An overview: Heart Valve Problems & Treatment for Mitral Valve Prolapse
If you did something over 100,000 times a day (40 million times a year), you would eventually fatigue and wear out. Right? So, it is no wonder the valves in our beating hearts can wear out as they get no rest.
A human heart has four valves that are designed to keep blood flowing in the proper forward direction. If a valve leaks or does not close properly, the heart becomes less efficient and the entire body may suffer by not receiving enough blood. Even worse, the heart may actually pump blood backwards (regurgitate) into the lungs.
Mitral valve prolapse is one of the most common heart diseases, particularly common in females, and occurs when the valve leaflets do not seal properly. “Some people are born predisposed to this heart condition and live much of their lives with no symptoms,” says McLeod Cardiothoracic Surgeon Scot C. Schultz, MD. "In fact, often times, the condition disappears with advancing age. If symptoms do appear, it is usually shortness of breath, irregular heartbeats (called arrhythmias), dizziness or even chest pain.”
Untreated leaky or “floppy” mitral valves can predispose to heart infection (infective endocarditis), an enlarged heart, lung disease, congestive heart failure, or even stroke.
Medication is an effective treatment for some people with mitral valve prolapse while others may require heart surgery to repair or replace a leaky mitral valve. When appropriate, repair is preferred over replacement using either a mechanical or biological valve.
“Biological” mitral valves come from pigs or cows. The disadvantage to this type of valve is that they have a limited durability and may deteriorate after 15-20 years. The good news is that the recipient is not required to take blood thinners or medication to reduce rejection.
So-called “man-made” or mechanical heart valves are derived from polycarbon, metal, plastic or other materials and last much longer than a biological valve – often the recipient’s entire remaining lifetime. However, recipients must take blood-thinning medication to prevent blood clots from forming on the valve, potentially causing heart attack or stroke.
Final Thought. There is no need to live with symptomatic faulty heart valves. You should see you doctor if you have these symptoms of valve problems: fatigue and tiredness, shortness of breath (particularly with exercise or when you are lying down) and swelling in your legs, feet or ankles.

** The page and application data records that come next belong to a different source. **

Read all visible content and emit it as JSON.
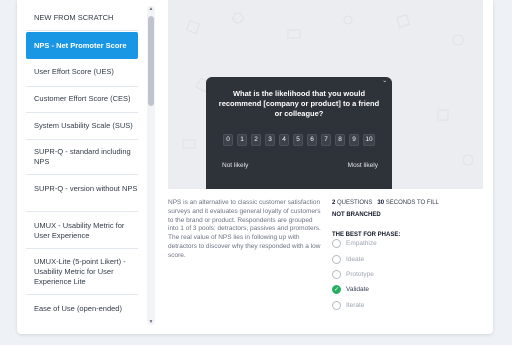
{
  "templates": [
    {
      "label": "NEW FROM SCRATCH",
      "active": false
    },
    {
      "label": "NPS - Net Promoter Score",
      "active": true
    },
    {
      "label": "User Effort Score (UES)",
      "active": false
    },
    {
      "label": "Customer Effort Score (CES)",
      "active": false
    },
    {
      "label": "System Usability Scale (SUS)",
      "active": false
    },
    {
      "label": "SUPR-Q - standard including NPS",
      "active": false
    },
    {
      "label": "SUPR-Q - version without NPS",
      "active": false
    },
    {
      "label": "UMUX - Usability Metric for User Experience",
      "active": false
    },
    {
      "label": "UMUX-Lite (5-point Likert) - Usability Metric for User Experience Lite",
      "active": false
    },
    {
      "label": "Ease of Use (open-ended)",
      "active": false
    }
  ],
  "preview": {
    "question": "What is the likelihood that you would recommend [company or product] to a friend or colleague?",
    "scale": [
      "0",
      "1",
      "2",
      "3",
      "4",
      "5",
      "6",
      "7",
      "8",
      "9",
      "10"
    ],
    "label_low": "Not likely",
    "label_high": "Most likely",
    "close_glyph": "ˇ"
  },
  "description": "NPS is an alternative to classic customer satisfaction surveys and it evaluates general loyalty of customers to the brand or product. Respondents are grouped into 1 of 3 pools: detractors, passives and promoters. The real value of NPS lies in following up with detractors to discover why they responded with a low score.",
  "meta": {
    "questions_count": "2",
    "questions_label": "QUESTIONS",
    "seconds_count": "30",
    "seconds_label": "SECONDS TO FILL",
    "branching": "NOT BRANCHED",
    "phase_title": "THE BEST FOR PHASE:",
    "phases": [
      {
        "label": "Empathize",
        "checked": false
      },
      {
        "label": "Ideate",
        "checked": false
      },
      {
        "label": "Prototype",
        "checked": false
      },
      {
        "label": "Validate",
        "checked": true
      },
      {
        "label": "Iterate",
        "checked": false
      }
    ]
  },
  "colors": {
    "accent": "#1a97e4",
    "widget_bg": "#2e3239",
    "check": "#27ae60"
  }
}
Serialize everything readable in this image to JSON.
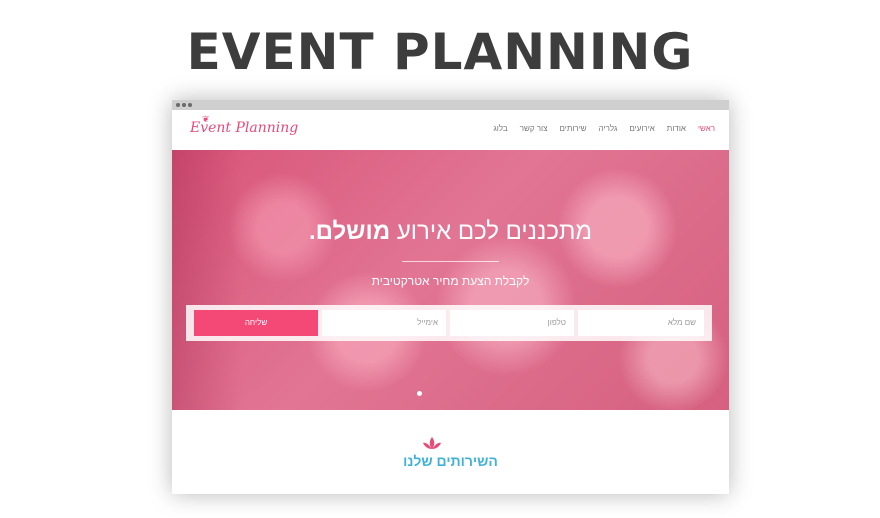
{
  "headline": "EVENT PLANNING",
  "site": {
    "logo_text": "Event Planning",
    "nav": [
      "ראשי",
      "אודות",
      "אירועים",
      "גלריה",
      "שירותים",
      "צור קשר",
      "בלוג"
    ],
    "hero_title_pre": "מתכננים לכם אירוע ",
    "hero_title_bold": "מושלם.",
    "hero_subtitle": "לקבלת הצעת מחיר אטרקטיבית",
    "search": {
      "button_label": "שליחה",
      "fields": [
        "שם מלא",
        "טלפון",
        "אימייל"
      ]
    },
    "services_title": "השירותים שלנו"
  },
  "colors": {
    "accent": "#f44977",
    "headline": "#3d3d3d",
    "services_title": "#3fb2d8"
  }
}
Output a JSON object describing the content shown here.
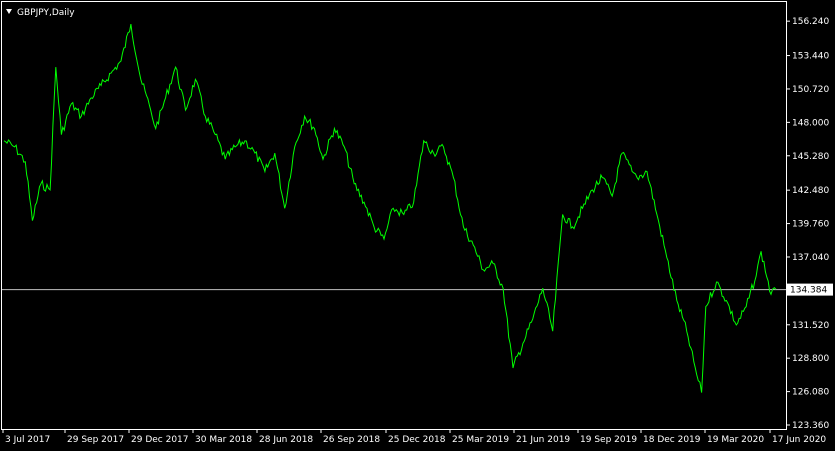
{
  "chart_window": {
    "symbol_label": "GBPJPY,Daily",
    "current_price_label": "134.384",
    "colors": {
      "background": "#000000",
      "line": "#00ff00",
      "axis": "#ffffff",
      "price_line": "#c0c0c0"
    },
    "icons": [
      "triangle-down-icon"
    ]
  },
  "chart_data": {
    "type": "line",
    "title": "GBPJPY,Daily",
    "ylim": [
      123.36,
      157.8
    ],
    "y_ticks": [
      156.24,
      153.44,
      150.72,
      148.0,
      145.28,
      142.48,
      139.76,
      137.04,
      134.384,
      131.52,
      128.8,
      126.08,
      123.36
    ],
    "y_tick_labels": [
      "156.240",
      "153.440",
      "150.720",
      "148.000",
      "145.280",
      "142.480",
      "139.760",
      "137.040",
      "134.384",
      "131.520",
      "128.800",
      "126.080",
      "123.360"
    ],
    "x_ticks": [
      "3 Jul 2017",
      "29 Sep 2017",
      "29 Dec 2017",
      "30 Mar 2018",
      "28 Jun 2018",
      "26 Sep 2018",
      "25 Dec 2018",
      "25 Mar 2019",
      "21 Jun 2019",
      "19 Sep 2019",
      "18 Dec 2019",
      "19 Mar 2020",
      "17 Jun 2020"
    ],
    "current_price": 134.384,
    "grid": false,
    "legend": "top-left",
    "series": [
      {
        "x": [
          "2017-07-03",
          "2017-07-18",
          "2017-08-02",
          "2017-08-12",
          "2017-08-24",
          "2017-09-06",
          "2017-09-14",
          "2017-09-22",
          "2017-10-06",
          "2017-10-20",
          "2017-11-03",
          "2017-11-17",
          "2017-12-01",
          "2017-12-15",
          "2017-12-29",
          "2018-01-12",
          "2018-01-26",
          "2018-02-02",
          "2018-02-16",
          "2018-03-02",
          "2018-03-16",
          "2018-03-30",
          "2018-04-13",
          "2018-04-27",
          "2018-05-11",
          "2018-05-25",
          "2018-06-08",
          "2018-06-22",
          "2018-07-06",
          "2018-07-20",
          "2018-08-03",
          "2018-08-17",
          "2018-08-31",
          "2018-09-14",
          "2018-09-26",
          "2018-10-12",
          "2018-10-26",
          "2018-11-09",
          "2018-11-23",
          "2018-12-07",
          "2018-12-21",
          "2019-01-03",
          "2019-01-18",
          "2019-02-01",
          "2019-02-15",
          "2019-03-01",
          "2019-03-15",
          "2019-03-29",
          "2019-04-12",
          "2019-04-26",
          "2019-05-10",
          "2019-05-24",
          "2019-06-07",
          "2019-06-21",
          "2019-07-05",
          "2019-07-19",
          "2019-08-02",
          "2019-08-16",
          "2019-08-30",
          "2019-09-13",
          "2019-09-27",
          "2019-10-11",
          "2019-10-25",
          "2019-11-08",
          "2019-11-22",
          "2019-12-06",
          "2019-12-13",
          "2019-12-27",
          "2020-01-10",
          "2020-01-24",
          "2020-02-07",
          "2020-02-21",
          "2020-03-06",
          "2020-03-13",
          "2020-03-19",
          "2020-04-03",
          "2020-04-17",
          "2020-05-01",
          "2020-05-15",
          "2020-05-29",
          "2020-06-05",
          "2020-06-19",
          "2020-06-26"
        ],
        "values": [
          146.5,
          146.0,
          144.8,
          140.0,
          143.0,
          142.5,
          152.5,
          147.0,
          149.5,
          148.5,
          150.0,
          151.0,
          152.0,
          153.0,
          156.0,
          151.5,
          149.0,
          147.5,
          150.0,
          152.5,
          149.0,
          151.5,
          148.5,
          147.0,
          145.0,
          146.0,
          146.5,
          145.5,
          144.0,
          145.5,
          141.0,
          146.0,
          148.5,
          147.5,
          145.0,
          147.5,
          146.0,
          143.0,
          141.5,
          139.5,
          138.5,
          141.0,
          140.5,
          141.5,
          146.5,
          145.5,
          146.0,
          143.5,
          139.5,
          138.0,
          136.0,
          136.5,
          134.5,
          128.0,
          130.0,
          132.0,
          134.5,
          131.0,
          140.5,
          139.5,
          141.0,
          142.5,
          143.5,
          142.0,
          145.5,
          144.0,
          143.5,
          144.0,
          140.5,
          137.0,
          133.5,
          131.0,
          127.5,
          126.0,
          133.0,
          135.0,
          133.5,
          131.5,
          133.0,
          135.5,
          137.5,
          134.0,
          134.4
        ]
      }
    ]
  }
}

Sources: McLeod Health; National Institutes of Health; National Heart, Lung and Blood Institute; About.com